This article provides some insight into the culture which often surrounded the sport in urban contexts. Though it would be the province of the very young and innocent, its direct affiliation with the urban lifestyle specifically suggests that many of those who played it would bear the features of a city experience. This might mean exposure to crime, poverty, violence and other elements of city life that invoke a certain preciousness and premature hardening. Such qualities might often be lived out on the stickball course or in relation thereto as in the deadly incident cited above. This helps to suggest much about the culture which is reflected in the game of stickball, a relic to the positive and negative aspects of 20th century immigrant life. As an artifact to this time and place, stickball is frequently glorified. As we see from this example, such a glorification becomes a way of glossing over the less idyllic features of a lifestyle largely disappeared today.

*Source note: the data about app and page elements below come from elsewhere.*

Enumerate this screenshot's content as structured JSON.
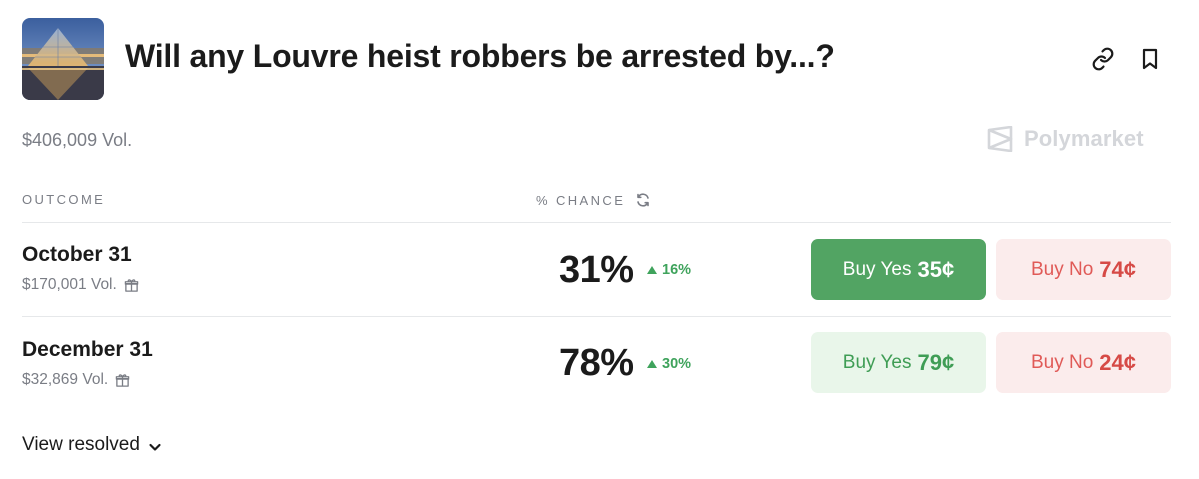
{
  "market": {
    "title": "Will any Louvre heist robbers be arrested by...?",
    "volume": "$406,009 Vol.",
    "brand": "Polymarket",
    "thumbnail_icon": "louvre-pyramid-image"
  },
  "table": {
    "col_outcome": "OUTCOME",
    "col_chance": "% CHANCE"
  },
  "outcomes": [
    {
      "name": "October 31",
      "volume": "$170,001 Vol.",
      "chance": "31%",
      "change": "16%",
      "yes_label": "Buy Yes",
      "yes_price": "35¢",
      "no_label": "Buy No",
      "no_price": "74¢"
    },
    {
      "name": "December 31",
      "volume": "$32,869 Vol.",
      "chance": "78%",
      "change": "30%",
      "yes_label": "Buy Yes",
      "yes_price": "79¢",
      "no_label": "Buy No",
      "no_price": "24¢"
    }
  ],
  "footer": {
    "view_resolved": "View resolved"
  },
  "colors": {
    "yes_solid": "#52a463",
    "yes_soft": "#e9f6ea",
    "no_soft": "#fbecec",
    "no_text": "#e05a57",
    "up": "#3fa35c"
  }
}
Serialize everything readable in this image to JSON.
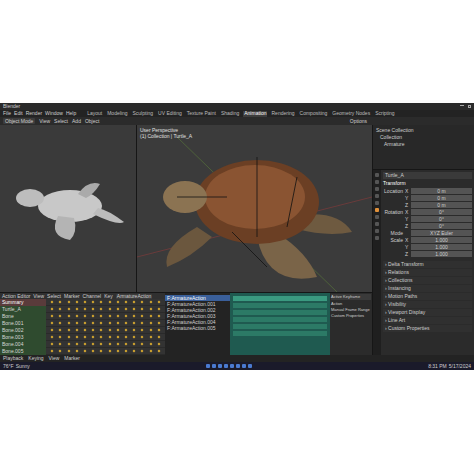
{
  "window": {
    "title": "Blender"
  },
  "menu": [
    "File",
    "Edit",
    "Render",
    "Window",
    "Help"
  ],
  "workspaces": [
    {
      "label": "Layout",
      "selected": false
    },
    {
      "label": "Modeling",
      "selected": false
    },
    {
      "label": "Sculpting",
      "selected": false
    },
    {
      "label": "UV Editing",
      "selected": false
    },
    {
      "label": "Texture Paint",
      "selected": false
    },
    {
      "label": "Shading",
      "selected": false
    },
    {
      "label": "Animation",
      "selected": true
    },
    {
      "label": "Rendering",
      "selected": false
    },
    {
      "label": "Compositing",
      "selected": false
    },
    {
      "label": "Geometry Nodes",
      "selected": false
    },
    {
      "label": "Scripting",
      "selected": false
    }
  ],
  "toolbar": {
    "mode": "Object Mode",
    "items": [
      "View",
      "Select",
      "Add",
      "Object"
    ],
    "options": "Options"
  },
  "viewport": {
    "perspective": "User Perspective",
    "collection": "(1) Collection | Turtle_A"
  },
  "outliner": {
    "items": [
      "Scene Collection",
      "Collection",
      "Armature"
    ]
  },
  "properties": {
    "object": "Turtle_A",
    "panel": "Transform",
    "groups": [
      {
        "label": "Location",
        "fields": [
          {
            "axis": "X",
            "value": "0 m"
          },
          {
            "axis": "Y",
            "value": "0 m"
          },
          {
            "axis": "Z",
            "value": "0 m"
          }
        ]
      },
      {
        "label": "Rotation",
        "fields": [
          {
            "axis": "X",
            "value": "0°"
          },
          {
            "axis": "Y",
            "value": "0°"
          },
          {
            "axis": "Z",
            "value": "0°"
          }
        ]
      },
      {
        "label": "Mode",
        "fields": [
          {
            "axis": "",
            "value": "XYZ Euler"
          }
        ]
      },
      {
        "label": "Scale",
        "fields": [
          {
            "axis": "X",
            "value": "1.000"
          },
          {
            "axis": "Y",
            "value": "1.000"
          },
          {
            "axis": "Z",
            "value": "1.000"
          }
        ]
      }
    ],
    "sections": [
      "Delta Transform",
      "Relations",
      "Collections",
      "Instancing",
      "Motion Paths",
      "Visibility",
      "Viewport Display",
      "Line Art",
      "Custom Properties"
    ]
  },
  "action_editor": {
    "title": "Action Editor",
    "menu": [
      "View",
      "Select",
      "Marker",
      "Channel",
      "Key"
    ],
    "action": "ArmatureAction",
    "channels": [
      {
        "name": "Summary",
        "selected": true
      },
      {
        "name": "Turtle_A",
        "selected": false
      },
      {
        "name": "Bone",
        "selected": false
      },
      {
        "name": "Bone.001",
        "selected": false
      },
      {
        "name": "Bone.002",
        "selected": false
      },
      {
        "name": "Bone.003",
        "selected": false
      },
      {
        "name": "Bone.004",
        "selected": false
      },
      {
        "name": "Bone.005",
        "selected": false
      }
    ]
  },
  "tracks": [
    {
      "name": "F:ArmatureAction",
      "selected": true
    },
    {
      "name": "F:ArmatureAction.001",
      "selected": false
    },
    {
      "name": "F:ArmatureAction.002",
      "selected": false
    },
    {
      "name": "F:ArmatureAction.003",
      "selected": false
    },
    {
      "name": "F:ArmatureAction.004",
      "selected": false
    },
    {
      "name": "F:ArmatureAction.005",
      "selected": false
    }
  ],
  "side_panel": {
    "title": "Active Keyframe",
    "items": [
      "Action",
      "Manual Frame Range",
      "Custom Properties"
    ]
  },
  "status_bar": [
    "Playback",
    "Keying",
    "View",
    "Marker"
  ],
  "taskbar": {
    "weather": "76°F",
    "condition": "Sunny",
    "time": "8:31 PM",
    "date": "5/17/2024"
  }
}
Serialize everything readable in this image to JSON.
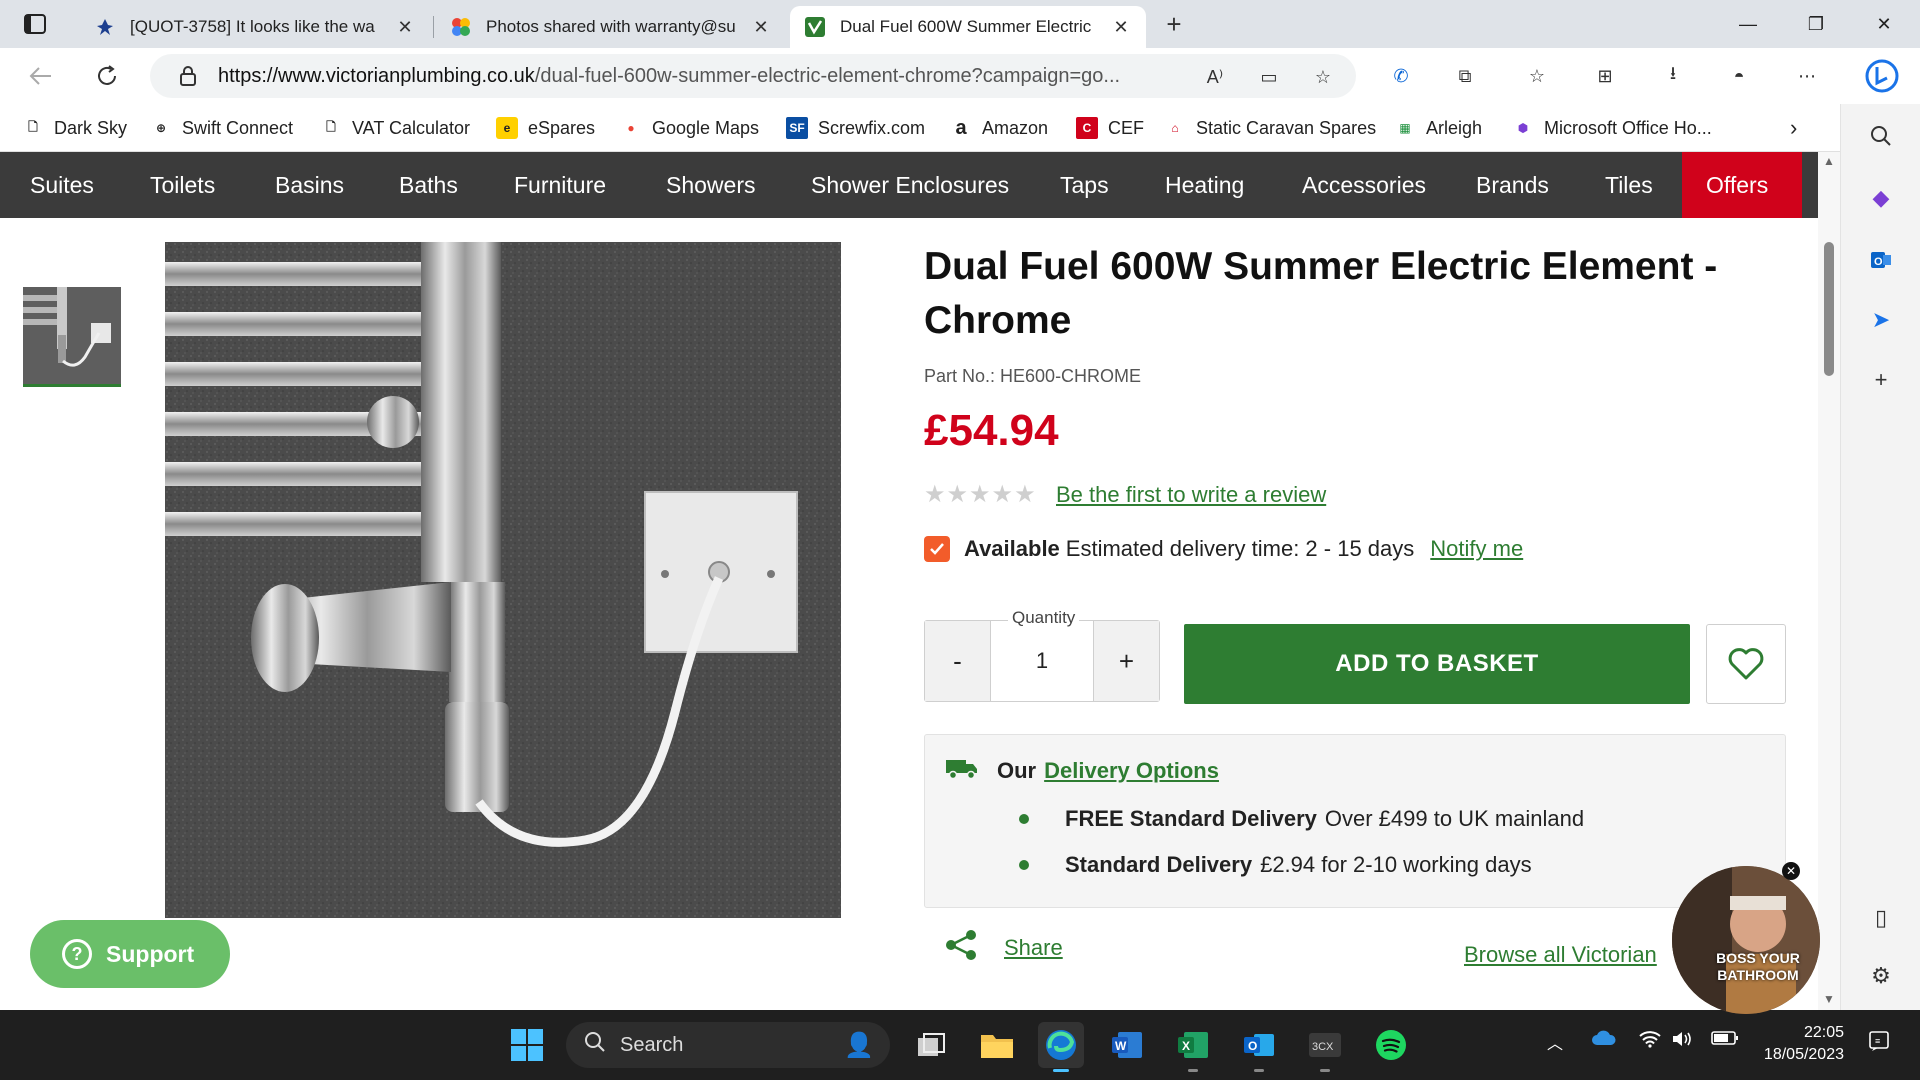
{
  "browser": {
    "tabs": [
      {
        "title": "[QUOT-3758] It looks like the wa",
        "icon": "jira-icon"
      },
      {
        "title": "Photos shared with warranty@su",
        "icon": "google-photos-icon"
      },
      {
        "title": "Dual Fuel 600W Summer Electric",
        "icon": "victorian-plumbing-icon"
      }
    ],
    "url_domain": "https://www.victorianplumbing.co.uk",
    "url_path": "/dual-fuel-600w-summer-electric-element-chrome?campaign=go...",
    "bookmarks": [
      {
        "label": "Dark Sky",
        "icon": "page-icon"
      },
      {
        "label": "Swift Connect",
        "icon": "globe-icon"
      },
      {
        "label": "VAT Calculator",
        "icon": "page-icon"
      },
      {
        "label": "eSpares",
        "icon": "espares-icon"
      },
      {
        "label": "Google Maps",
        "icon": "maps-pin-icon"
      },
      {
        "label": "Screwfix.com",
        "icon": "screwfix-icon"
      },
      {
        "label": "Amazon",
        "icon": "amazon-icon"
      },
      {
        "label": "CEF",
        "icon": "cef-icon"
      },
      {
        "label": "Static Caravan Spares",
        "icon": "caravan-icon"
      },
      {
        "label": "Arleigh",
        "icon": "arleigh-icon"
      },
      {
        "label": "Microsoft Office Ho...",
        "icon": "office-icon"
      }
    ]
  },
  "nav": {
    "categories": [
      "Suites",
      "Toilets",
      "Basins",
      "Baths",
      "Furniture",
      "Showers",
      "Shower Enclosures",
      "Taps",
      "Heating",
      "Accessories",
      "Brands",
      "Tiles"
    ],
    "offers": "Offers"
  },
  "product": {
    "title": "Dual Fuel 600W Summer Electric Element - Chrome",
    "part_no": "Part No.: HE600-CHROME",
    "price": "£54.94",
    "rating_stars": 0,
    "review_link": "Be the first to write a review",
    "availability_label": "Available",
    "delivery_estimate": "Estimated delivery time: 2 - 15 days",
    "notify_link": "Notify me",
    "quantity_label": "Quantity",
    "quantity_value": "1",
    "minus": "-",
    "plus": "+",
    "add_to_basket": "ADD TO BASKET"
  },
  "delivery": {
    "prefix": "Our",
    "link": "Delivery Options",
    "rows": [
      {
        "label": "FREE Standard Delivery",
        "detail": "Over £499 to UK mainland"
      },
      {
        "label": "Standard Delivery",
        "detail": "£2.94 for 2-10 working days"
      }
    ]
  },
  "share_label": "Share",
  "browse_link": "Browse all Victorian",
  "support_label": "Support",
  "video_overlay": "BOSS YOUR BATHROOM",
  "taskbar": {
    "search_placeholder": "Search",
    "time": "22:05",
    "date": "18/05/2023"
  },
  "colors": {
    "accent_green": "#2e7d32",
    "price_red": "#d0021b",
    "nav_dark": "#3b3b3b",
    "offers_red": "#d0021b",
    "support_green": "#6abf69"
  }
}
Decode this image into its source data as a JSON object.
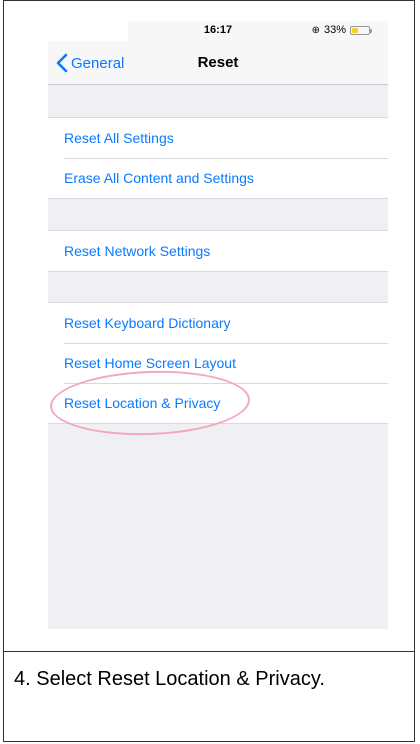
{
  "statusbar": {
    "time": "16:17",
    "battery_percent": "33%"
  },
  "navbar": {
    "back_label": "General",
    "title": "Reset"
  },
  "groups": [
    {
      "items": [
        {
          "label": "Reset All Settings"
        },
        {
          "label": "Erase All Content and Settings"
        }
      ]
    },
    {
      "items": [
        {
          "label": "Reset Network Settings"
        }
      ]
    },
    {
      "items": [
        {
          "label": "Reset Keyboard Dictionary"
        },
        {
          "label": "Reset Home Screen Layout"
        },
        {
          "label": "Reset Location & Privacy"
        }
      ]
    }
  ],
  "caption": "4. Select Reset Location & Privacy.",
  "colors": {
    "accent": "#0a7aff",
    "highlight": "#f3a6c2",
    "battery": "#f4d01e",
    "background": "#efeff4"
  }
}
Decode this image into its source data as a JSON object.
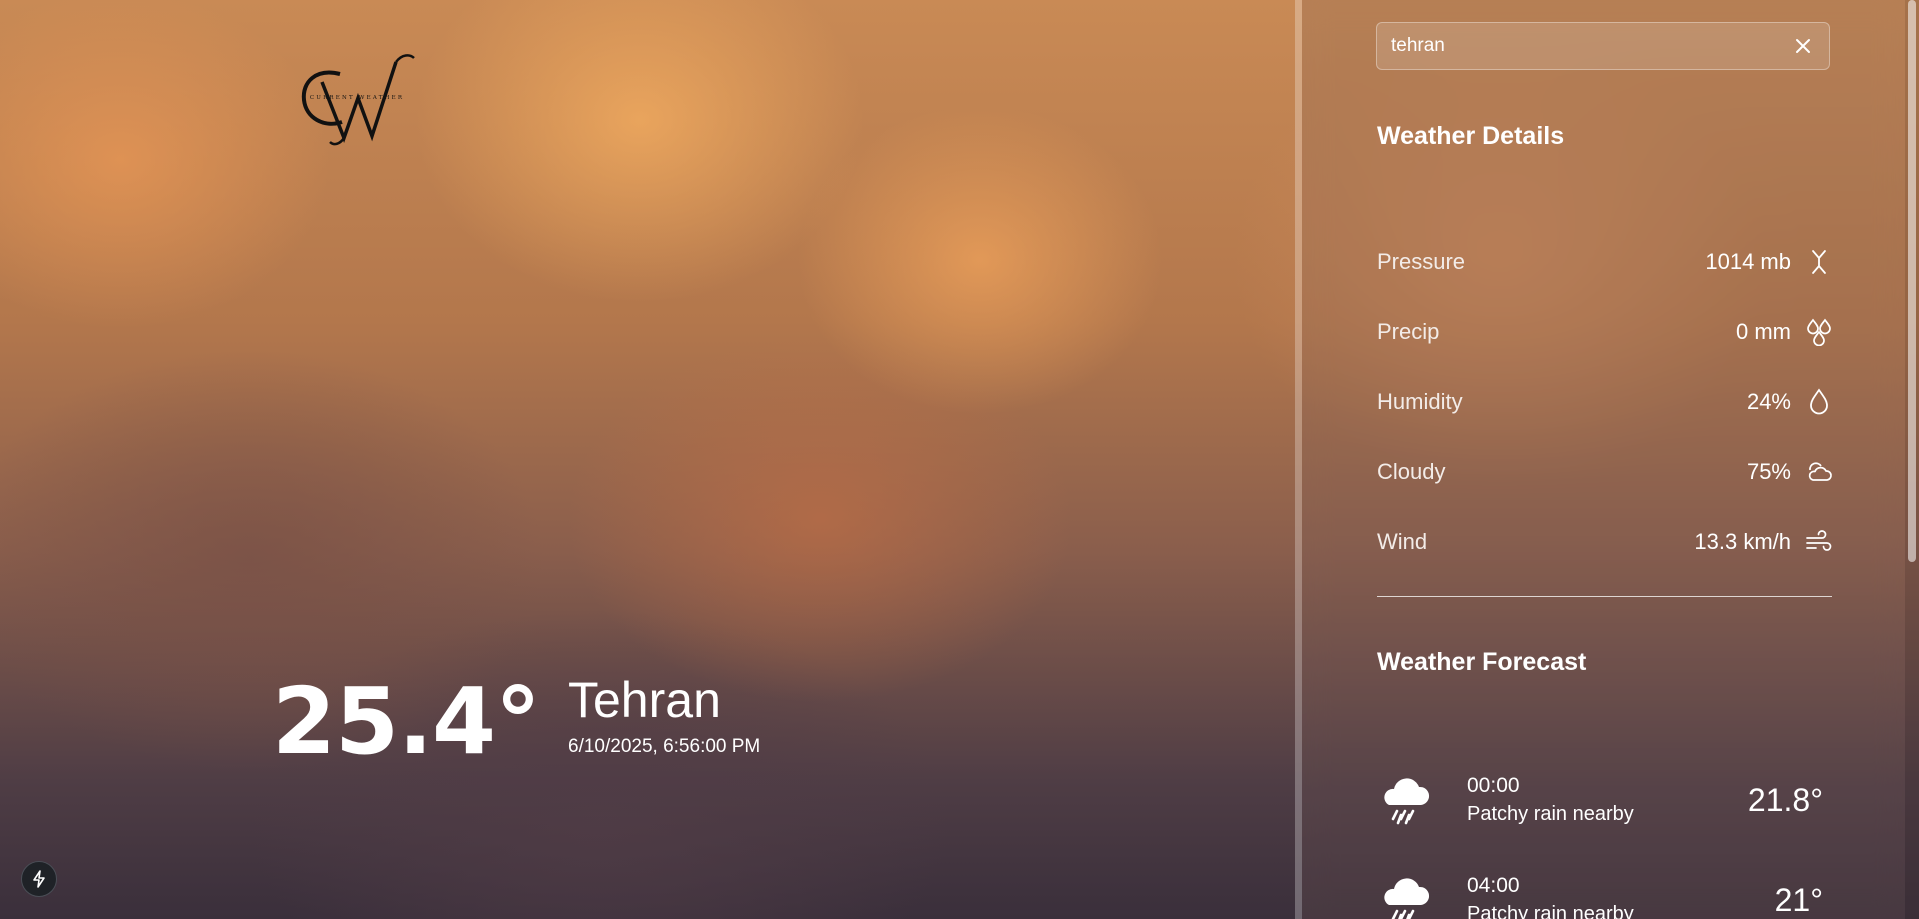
{
  "brand": {
    "logo_icon": "cw-monogram-logo",
    "logo_text": "CURRENT WEATHER"
  },
  "current": {
    "temperature": "25.4°",
    "city": "Tehran",
    "datetime": "6/10/2025, 6:56:00 PM"
  },
  "search": {
    "value": "tehran",
    "clear_icon": "close-icon"
  },
  "details": {
    "title": "Weather Details",
    "rows": [
      {
        "label": "Pressure",
        "value": "1014 mb",
        "icon": "pressure-arrows-icon"
      },
      {
        "label": "Precip",
        "value": "0 mm",
        "icon": "droplets-icon"
      },
      {
        "label": "Humidity",
        "value": "24%",
        "icon": "droplet-icon"
      },
      {
        "label": "Cloudy",
        "value": "75%",
        "icon": "cloud-sun-icon"
      },
      {
        "label": "Wind",
        "value": "13.3 km/h",
        "icon": "wind-icon"
      }
    ]
  },
  "forecast": {
    "title": "Weather Forecast",
    "items": [
      {
        "time": "00:00",
        "condition": "Patchy rain nearby",
        "temp": "21.8°",
        "icon": "cloud-rain-icon"
      },
      {
        "time": "04:00",
        "condition": "Patchy rain nearby",
        "temp": "21°",
        "icon": "cloud-rain-icon"
      }
    ]
  },
  "misc": {
    "bolt_icon": "bolt-icon"
  },
  "colors": {
    "text": "#ffffff",
    "sidebar_tint": "#785a55"
  }
}
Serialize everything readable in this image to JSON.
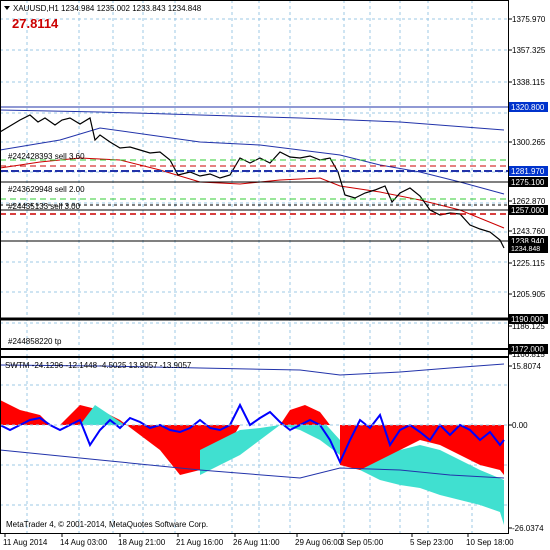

That said, there is a clear interest on the part of many urban dwellers to revitalize some aspects of the tradition. It is somewhat ironic that stickball is less culturally common today, when professional baseball is so economically inaccessible. The salaries and physical training associated with the sport today makes it appear as an activity less compelling to those living in urban poverty. Simpler and more accessible sports such as basketball would cut into youth interest in baseball and thus realization of this interest through stickball. The cultural erosion of its visibility and importance would be a reflection also of the waning period of America as a cultural melting pot for immigrants. Though this remains true in one sense, a shift in the cultural perspective of immigrants has diminished the ambition to assimilate. Cultural enclaves are increasingly reflective of the…
To the boys of their neighborhoods, the air of baseball would resonate with both fantasy and reality. Stickball was an opportunity to connect with the occupation of accomplished men, with the larger American culture and with those in their neighborhoods who endured a similar struggle in the new country. With that said, it is still fair to reflect on the elements of stickball's reflection of certain negative aspects of the lifestyle.
Wearin' of the Green An Irish-American's Journey Margaret-Mary clutched her daughter's tiny hand. Watched with pride as the five-year-old waved the little Irish Flag in her other hand. It was a cold, blustery day, but then it always was on St. Patrick's Day. Yet as Margaret-Mary braved the wind and the crowds, she didn't feel the least bit cold. Never did, but especially not today. It wasn't just that today she